Please return every line of the records below that holds the word "orbit".

Website and app data records
*** Begin section ***

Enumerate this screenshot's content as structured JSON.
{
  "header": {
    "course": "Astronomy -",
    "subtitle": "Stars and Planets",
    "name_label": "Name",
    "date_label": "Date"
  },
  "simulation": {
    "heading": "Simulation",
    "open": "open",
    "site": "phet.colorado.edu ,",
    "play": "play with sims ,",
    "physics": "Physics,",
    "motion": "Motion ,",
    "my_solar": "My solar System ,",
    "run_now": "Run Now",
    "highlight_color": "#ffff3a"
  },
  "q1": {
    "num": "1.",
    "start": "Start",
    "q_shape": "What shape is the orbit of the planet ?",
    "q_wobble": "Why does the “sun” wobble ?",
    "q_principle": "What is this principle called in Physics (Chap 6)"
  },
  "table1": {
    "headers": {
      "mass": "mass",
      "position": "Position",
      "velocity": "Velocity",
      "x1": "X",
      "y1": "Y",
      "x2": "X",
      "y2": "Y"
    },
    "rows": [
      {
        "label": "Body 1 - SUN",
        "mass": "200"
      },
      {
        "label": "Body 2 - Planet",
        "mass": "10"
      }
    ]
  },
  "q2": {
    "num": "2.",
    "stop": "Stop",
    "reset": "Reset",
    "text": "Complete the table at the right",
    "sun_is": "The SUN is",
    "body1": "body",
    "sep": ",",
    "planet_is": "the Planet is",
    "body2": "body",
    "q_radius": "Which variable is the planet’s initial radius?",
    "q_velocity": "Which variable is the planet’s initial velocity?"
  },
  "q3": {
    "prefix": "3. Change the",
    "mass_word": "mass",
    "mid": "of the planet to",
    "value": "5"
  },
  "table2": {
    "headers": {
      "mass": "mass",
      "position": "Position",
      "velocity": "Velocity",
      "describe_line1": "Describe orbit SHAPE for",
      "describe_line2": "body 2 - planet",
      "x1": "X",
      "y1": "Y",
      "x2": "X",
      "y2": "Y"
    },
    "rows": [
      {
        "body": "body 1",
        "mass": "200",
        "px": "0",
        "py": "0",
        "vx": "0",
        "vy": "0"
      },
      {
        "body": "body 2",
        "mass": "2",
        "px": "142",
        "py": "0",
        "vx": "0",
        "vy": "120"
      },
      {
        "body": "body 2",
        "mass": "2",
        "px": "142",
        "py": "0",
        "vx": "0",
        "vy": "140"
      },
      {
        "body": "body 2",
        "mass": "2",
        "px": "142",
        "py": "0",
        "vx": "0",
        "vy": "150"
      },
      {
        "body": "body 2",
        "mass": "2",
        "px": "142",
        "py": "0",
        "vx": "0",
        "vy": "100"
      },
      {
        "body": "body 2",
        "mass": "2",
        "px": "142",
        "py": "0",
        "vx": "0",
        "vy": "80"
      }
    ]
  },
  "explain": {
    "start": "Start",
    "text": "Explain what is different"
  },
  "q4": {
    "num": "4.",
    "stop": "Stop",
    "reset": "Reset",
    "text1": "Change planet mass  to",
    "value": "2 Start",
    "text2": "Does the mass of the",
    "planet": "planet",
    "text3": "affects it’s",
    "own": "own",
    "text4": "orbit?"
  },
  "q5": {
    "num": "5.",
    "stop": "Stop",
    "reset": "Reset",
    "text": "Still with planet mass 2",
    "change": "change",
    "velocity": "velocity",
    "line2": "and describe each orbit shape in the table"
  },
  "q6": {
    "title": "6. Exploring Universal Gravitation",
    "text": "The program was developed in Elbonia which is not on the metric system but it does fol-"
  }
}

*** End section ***

* **Answer space**
    "q_shape": "What shape is the orbit of the planet ?",
      "describe_line1": "Describe orbit SHAPE for",
    "text4": "orbit?"
    "line2": "and describe each orbit shape in the table"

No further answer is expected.